Collected data →

*** Block opens ***

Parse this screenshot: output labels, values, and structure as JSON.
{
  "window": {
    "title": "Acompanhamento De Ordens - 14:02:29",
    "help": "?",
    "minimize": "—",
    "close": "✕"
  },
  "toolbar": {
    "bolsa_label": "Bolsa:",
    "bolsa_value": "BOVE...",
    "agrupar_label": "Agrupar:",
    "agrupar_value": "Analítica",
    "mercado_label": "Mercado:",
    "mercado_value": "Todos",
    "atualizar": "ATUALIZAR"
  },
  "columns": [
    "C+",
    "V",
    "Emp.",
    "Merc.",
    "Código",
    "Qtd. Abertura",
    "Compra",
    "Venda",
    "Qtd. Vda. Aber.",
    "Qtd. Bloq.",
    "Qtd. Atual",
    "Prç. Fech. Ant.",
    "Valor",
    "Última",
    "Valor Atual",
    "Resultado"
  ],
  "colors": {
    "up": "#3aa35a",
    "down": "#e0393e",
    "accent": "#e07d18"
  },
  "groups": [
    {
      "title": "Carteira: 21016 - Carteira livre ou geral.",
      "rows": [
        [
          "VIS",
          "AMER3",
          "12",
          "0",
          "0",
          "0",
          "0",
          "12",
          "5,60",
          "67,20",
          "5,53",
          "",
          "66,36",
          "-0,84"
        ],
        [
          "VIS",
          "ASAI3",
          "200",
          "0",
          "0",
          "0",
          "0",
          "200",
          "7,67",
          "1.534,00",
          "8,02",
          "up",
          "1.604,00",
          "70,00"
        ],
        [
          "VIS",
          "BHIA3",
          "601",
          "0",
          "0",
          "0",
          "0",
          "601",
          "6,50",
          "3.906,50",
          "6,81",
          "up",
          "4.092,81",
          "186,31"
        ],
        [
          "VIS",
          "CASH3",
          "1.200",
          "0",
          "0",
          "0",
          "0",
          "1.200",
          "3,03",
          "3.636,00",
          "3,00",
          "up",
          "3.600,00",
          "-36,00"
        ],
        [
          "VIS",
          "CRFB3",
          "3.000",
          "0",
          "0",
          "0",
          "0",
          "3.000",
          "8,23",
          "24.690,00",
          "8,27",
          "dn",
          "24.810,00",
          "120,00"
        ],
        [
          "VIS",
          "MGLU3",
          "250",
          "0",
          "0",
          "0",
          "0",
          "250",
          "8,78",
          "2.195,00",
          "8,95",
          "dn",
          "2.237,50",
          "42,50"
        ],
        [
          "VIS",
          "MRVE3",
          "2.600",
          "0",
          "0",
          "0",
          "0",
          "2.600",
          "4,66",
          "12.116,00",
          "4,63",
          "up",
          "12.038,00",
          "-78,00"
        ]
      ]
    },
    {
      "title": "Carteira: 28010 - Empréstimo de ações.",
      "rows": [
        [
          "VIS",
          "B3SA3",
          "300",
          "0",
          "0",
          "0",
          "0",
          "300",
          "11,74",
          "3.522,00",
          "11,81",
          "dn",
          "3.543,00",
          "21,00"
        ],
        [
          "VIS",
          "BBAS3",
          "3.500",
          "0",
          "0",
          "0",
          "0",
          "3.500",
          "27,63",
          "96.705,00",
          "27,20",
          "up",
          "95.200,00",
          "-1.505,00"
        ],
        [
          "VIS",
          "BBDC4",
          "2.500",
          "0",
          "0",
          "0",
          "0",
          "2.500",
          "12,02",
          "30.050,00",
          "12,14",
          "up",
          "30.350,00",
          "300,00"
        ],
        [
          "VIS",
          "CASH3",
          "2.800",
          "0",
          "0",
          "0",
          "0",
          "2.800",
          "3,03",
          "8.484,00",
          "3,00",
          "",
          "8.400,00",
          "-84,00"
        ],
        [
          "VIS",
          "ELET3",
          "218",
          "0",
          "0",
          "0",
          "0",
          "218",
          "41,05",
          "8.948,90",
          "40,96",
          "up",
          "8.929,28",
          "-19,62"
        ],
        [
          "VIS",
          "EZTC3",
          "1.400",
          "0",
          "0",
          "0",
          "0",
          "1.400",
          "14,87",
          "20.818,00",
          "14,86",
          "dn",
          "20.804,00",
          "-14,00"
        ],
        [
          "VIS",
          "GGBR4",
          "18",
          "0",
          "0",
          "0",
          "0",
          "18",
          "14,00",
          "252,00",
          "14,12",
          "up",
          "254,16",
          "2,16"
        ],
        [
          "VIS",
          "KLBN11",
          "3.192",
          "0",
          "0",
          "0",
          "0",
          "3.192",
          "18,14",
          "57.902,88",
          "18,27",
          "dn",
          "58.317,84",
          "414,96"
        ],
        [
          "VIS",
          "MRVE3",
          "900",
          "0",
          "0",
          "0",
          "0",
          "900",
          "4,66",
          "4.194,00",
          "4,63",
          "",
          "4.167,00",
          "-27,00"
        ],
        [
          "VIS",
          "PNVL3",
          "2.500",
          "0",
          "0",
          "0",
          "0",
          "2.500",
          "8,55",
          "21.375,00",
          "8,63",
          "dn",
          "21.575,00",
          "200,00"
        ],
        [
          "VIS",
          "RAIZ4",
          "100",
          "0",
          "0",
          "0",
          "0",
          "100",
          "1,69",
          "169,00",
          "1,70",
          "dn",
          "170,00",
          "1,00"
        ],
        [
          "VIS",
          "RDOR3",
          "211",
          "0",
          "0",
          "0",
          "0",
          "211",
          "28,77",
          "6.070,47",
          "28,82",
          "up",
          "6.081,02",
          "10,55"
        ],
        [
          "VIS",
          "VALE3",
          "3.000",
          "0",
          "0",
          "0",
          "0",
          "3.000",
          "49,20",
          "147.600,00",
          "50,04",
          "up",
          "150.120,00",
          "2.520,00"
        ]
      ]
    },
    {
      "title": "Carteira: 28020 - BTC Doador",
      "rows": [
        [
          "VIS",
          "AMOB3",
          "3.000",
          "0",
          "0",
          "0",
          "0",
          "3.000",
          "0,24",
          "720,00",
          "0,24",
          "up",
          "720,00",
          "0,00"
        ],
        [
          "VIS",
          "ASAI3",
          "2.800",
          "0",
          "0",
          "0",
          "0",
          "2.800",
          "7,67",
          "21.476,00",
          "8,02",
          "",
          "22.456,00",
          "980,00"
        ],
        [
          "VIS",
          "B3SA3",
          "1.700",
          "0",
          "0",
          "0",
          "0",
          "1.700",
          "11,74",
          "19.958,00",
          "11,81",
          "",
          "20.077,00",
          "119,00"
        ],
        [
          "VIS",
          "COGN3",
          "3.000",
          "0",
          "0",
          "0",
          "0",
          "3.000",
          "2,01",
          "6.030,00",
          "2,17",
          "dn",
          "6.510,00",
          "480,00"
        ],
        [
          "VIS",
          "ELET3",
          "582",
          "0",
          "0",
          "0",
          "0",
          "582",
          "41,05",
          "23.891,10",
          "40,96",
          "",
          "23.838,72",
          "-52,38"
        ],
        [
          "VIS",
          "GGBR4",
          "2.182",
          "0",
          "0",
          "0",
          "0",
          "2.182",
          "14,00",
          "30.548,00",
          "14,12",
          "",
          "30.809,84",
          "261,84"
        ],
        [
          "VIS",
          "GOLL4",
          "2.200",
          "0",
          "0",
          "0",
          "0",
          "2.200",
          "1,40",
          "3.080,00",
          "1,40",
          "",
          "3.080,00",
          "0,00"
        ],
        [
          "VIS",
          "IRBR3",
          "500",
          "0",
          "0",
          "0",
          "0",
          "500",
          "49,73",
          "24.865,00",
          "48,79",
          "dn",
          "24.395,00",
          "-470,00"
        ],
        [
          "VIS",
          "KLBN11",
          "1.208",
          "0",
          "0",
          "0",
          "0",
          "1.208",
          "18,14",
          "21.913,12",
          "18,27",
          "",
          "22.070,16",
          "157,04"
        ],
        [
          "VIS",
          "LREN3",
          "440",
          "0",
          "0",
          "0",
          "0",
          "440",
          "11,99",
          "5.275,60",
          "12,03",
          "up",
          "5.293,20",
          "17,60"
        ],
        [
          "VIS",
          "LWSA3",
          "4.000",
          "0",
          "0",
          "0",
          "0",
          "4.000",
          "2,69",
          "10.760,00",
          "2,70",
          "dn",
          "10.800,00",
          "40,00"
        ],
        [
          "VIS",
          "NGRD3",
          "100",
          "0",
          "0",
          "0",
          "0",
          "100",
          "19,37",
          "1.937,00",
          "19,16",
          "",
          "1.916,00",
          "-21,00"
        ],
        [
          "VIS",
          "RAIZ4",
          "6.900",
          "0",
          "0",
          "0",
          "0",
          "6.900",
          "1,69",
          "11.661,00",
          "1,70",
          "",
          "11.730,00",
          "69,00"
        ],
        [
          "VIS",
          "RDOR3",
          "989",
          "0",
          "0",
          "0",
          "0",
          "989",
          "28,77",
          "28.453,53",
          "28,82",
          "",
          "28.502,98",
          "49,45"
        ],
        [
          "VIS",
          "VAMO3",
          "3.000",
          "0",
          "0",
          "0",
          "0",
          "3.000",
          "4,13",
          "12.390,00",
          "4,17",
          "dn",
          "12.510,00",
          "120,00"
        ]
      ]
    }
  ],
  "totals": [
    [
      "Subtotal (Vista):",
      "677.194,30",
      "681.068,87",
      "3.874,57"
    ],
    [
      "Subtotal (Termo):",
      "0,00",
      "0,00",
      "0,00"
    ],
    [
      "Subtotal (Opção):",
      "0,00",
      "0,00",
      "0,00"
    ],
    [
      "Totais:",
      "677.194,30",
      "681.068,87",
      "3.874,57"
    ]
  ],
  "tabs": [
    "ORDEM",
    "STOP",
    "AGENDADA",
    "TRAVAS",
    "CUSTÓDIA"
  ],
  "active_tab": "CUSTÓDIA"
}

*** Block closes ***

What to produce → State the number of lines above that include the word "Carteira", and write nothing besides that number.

Output of the exercise → 3